## YOUR GOAL
Each line of the data below holding the word "label" must be copied.

## MATERIAL PROVIDED
------------------------------

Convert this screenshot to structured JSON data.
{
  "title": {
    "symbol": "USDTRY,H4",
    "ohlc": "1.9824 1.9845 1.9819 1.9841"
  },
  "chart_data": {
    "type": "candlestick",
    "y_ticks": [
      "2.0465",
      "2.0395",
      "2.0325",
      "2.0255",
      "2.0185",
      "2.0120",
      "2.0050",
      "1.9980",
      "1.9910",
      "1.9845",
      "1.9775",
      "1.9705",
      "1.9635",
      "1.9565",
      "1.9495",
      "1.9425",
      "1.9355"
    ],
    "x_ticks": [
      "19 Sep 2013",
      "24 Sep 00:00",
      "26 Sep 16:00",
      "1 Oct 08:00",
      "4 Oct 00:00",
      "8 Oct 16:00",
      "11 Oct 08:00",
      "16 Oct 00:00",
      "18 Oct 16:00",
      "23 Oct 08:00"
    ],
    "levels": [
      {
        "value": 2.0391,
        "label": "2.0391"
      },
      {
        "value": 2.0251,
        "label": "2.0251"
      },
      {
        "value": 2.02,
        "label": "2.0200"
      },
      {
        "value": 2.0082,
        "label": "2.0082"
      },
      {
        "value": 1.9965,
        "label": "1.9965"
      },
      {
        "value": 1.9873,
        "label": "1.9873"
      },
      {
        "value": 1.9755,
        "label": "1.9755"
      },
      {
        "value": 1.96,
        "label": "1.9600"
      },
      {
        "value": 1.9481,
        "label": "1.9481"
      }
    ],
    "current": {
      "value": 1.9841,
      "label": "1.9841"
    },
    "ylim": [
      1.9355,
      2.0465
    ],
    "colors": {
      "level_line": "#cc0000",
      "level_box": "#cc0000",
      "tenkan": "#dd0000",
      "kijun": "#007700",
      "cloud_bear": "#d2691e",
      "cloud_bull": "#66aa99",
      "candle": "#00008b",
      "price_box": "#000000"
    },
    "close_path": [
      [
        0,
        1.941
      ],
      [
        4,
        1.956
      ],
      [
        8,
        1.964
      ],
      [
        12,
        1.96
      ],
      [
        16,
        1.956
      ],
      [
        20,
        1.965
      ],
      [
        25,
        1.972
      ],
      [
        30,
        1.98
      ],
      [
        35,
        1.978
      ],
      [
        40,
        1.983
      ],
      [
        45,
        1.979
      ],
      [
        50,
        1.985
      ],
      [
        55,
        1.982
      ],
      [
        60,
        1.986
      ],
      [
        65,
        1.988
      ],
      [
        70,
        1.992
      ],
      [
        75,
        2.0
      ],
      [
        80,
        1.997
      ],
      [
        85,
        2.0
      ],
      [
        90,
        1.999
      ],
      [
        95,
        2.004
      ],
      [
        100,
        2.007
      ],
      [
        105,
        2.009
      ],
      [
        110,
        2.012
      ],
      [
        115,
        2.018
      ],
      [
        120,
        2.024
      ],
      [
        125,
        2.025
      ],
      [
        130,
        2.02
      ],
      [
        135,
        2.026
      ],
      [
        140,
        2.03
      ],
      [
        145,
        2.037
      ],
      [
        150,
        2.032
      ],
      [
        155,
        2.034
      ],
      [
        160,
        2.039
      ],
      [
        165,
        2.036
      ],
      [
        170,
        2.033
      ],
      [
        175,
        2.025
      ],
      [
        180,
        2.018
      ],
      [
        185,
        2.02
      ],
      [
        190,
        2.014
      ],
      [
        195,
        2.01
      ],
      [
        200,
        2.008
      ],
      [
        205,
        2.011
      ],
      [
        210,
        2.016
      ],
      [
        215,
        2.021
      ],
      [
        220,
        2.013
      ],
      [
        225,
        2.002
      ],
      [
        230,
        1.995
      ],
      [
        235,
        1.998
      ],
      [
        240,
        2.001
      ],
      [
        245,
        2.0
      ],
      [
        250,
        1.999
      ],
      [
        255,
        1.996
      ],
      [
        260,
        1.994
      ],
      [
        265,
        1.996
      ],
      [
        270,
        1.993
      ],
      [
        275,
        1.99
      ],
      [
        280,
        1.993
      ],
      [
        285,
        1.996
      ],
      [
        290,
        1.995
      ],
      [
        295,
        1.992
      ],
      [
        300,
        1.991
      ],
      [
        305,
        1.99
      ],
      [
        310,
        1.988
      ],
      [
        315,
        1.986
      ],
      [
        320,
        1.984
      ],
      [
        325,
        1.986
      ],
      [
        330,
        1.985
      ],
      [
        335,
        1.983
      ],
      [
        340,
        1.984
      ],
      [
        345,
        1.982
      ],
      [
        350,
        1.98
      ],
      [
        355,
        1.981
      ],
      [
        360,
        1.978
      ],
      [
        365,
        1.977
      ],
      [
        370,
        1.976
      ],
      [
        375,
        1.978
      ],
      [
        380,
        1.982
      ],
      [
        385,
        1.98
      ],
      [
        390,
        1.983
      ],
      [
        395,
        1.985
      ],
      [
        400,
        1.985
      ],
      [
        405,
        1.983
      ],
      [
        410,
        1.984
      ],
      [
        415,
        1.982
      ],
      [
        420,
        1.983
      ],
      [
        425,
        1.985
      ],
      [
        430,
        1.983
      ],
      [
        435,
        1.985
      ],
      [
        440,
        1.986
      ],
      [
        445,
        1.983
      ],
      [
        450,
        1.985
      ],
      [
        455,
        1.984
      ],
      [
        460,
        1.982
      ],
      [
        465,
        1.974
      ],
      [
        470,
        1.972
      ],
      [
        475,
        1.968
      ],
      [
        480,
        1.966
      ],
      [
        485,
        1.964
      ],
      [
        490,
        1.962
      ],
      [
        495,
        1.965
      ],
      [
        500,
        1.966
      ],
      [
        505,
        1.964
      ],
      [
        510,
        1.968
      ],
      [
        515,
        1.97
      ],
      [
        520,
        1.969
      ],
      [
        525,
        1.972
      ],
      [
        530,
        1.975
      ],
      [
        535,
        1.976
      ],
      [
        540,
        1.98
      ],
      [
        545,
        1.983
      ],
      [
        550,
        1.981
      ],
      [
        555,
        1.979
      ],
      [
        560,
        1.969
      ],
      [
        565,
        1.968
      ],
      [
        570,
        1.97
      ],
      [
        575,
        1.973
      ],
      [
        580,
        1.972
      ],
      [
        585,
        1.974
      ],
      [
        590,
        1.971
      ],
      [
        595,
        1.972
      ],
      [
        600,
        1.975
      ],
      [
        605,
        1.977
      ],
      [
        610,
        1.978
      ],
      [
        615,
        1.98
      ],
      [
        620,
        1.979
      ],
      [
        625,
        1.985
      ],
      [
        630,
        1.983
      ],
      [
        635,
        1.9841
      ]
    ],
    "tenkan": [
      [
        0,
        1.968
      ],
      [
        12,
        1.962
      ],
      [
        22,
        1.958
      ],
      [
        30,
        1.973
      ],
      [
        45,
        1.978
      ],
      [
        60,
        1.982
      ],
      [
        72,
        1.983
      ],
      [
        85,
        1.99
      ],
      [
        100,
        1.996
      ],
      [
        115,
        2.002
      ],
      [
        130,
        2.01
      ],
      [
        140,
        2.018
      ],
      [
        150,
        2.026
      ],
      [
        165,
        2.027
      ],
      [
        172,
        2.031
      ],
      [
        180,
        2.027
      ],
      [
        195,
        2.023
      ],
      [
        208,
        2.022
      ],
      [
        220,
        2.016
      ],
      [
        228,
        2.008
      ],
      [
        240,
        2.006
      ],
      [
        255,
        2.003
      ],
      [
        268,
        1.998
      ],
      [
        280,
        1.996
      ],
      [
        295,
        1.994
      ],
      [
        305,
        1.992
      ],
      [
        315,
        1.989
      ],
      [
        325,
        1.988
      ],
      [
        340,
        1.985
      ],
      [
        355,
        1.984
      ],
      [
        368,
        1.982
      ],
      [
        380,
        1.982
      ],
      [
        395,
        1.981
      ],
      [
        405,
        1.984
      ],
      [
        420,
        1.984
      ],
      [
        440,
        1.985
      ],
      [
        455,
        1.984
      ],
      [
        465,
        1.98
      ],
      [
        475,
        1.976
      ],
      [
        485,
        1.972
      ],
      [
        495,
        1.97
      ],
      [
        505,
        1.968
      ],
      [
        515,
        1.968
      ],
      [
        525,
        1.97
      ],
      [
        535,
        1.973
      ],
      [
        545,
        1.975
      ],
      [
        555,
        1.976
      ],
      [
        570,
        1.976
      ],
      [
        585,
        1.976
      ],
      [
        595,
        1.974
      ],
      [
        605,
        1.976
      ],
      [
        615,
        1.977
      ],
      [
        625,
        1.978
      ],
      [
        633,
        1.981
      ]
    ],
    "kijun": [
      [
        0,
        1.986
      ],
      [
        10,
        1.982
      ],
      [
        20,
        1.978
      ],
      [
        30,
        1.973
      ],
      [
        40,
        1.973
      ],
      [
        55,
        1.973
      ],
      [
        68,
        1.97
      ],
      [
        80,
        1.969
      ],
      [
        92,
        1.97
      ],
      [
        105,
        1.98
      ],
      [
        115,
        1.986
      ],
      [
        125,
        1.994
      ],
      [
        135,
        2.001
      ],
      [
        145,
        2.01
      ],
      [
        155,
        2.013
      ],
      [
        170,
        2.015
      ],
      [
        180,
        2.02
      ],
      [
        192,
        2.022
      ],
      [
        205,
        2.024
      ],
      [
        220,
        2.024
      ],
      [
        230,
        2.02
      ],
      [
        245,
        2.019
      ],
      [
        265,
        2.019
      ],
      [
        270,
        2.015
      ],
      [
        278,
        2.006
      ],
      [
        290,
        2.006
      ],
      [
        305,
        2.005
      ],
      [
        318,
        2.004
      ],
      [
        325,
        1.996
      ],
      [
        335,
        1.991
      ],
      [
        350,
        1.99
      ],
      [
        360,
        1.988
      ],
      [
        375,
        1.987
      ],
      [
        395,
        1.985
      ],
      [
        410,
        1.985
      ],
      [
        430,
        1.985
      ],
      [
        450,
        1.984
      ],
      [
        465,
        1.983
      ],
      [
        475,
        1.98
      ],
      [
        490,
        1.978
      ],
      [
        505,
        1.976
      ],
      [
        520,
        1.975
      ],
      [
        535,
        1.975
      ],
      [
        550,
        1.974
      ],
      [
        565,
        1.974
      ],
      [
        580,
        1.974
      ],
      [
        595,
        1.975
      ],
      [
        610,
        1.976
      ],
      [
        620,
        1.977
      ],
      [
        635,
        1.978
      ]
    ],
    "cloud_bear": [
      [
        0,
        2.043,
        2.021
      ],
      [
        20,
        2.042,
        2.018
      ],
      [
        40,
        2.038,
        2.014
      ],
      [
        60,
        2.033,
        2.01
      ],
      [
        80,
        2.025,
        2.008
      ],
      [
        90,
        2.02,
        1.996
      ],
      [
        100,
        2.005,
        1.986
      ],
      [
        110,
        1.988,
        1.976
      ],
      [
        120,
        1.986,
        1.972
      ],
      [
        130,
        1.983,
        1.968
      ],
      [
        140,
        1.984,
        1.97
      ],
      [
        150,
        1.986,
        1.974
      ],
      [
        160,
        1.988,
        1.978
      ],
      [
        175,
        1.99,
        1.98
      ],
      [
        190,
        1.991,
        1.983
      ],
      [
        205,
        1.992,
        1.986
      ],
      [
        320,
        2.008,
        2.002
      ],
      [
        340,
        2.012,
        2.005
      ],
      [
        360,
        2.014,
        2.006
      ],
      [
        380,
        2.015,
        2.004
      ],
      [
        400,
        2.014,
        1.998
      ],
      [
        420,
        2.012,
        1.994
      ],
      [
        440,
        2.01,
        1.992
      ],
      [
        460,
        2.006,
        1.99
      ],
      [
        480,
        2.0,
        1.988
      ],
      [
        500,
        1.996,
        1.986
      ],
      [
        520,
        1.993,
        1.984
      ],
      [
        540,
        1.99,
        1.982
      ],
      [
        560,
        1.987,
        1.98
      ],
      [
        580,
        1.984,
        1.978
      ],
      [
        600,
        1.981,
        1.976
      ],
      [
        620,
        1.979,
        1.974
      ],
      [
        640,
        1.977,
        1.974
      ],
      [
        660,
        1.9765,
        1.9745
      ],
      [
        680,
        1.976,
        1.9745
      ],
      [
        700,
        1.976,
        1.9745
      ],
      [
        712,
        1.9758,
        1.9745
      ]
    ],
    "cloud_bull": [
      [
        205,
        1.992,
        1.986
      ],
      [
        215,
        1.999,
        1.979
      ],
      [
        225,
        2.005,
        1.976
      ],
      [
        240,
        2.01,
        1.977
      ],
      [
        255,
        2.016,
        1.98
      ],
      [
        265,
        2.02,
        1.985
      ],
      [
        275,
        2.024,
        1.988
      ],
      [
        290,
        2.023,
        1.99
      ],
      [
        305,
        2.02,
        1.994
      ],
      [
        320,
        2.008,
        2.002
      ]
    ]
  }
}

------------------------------

## EXERCISE RESPONSE
        "label": "2.0391"
        "label": "2.0251"
        "label": "2.0200"
        "label": "2.0082"
        "label": "1.9965"
        "label": "1.9873"
        "label": "1.9755"
        "label": "1.9600"
        "label": "1.9481"
      "label": "1.9841"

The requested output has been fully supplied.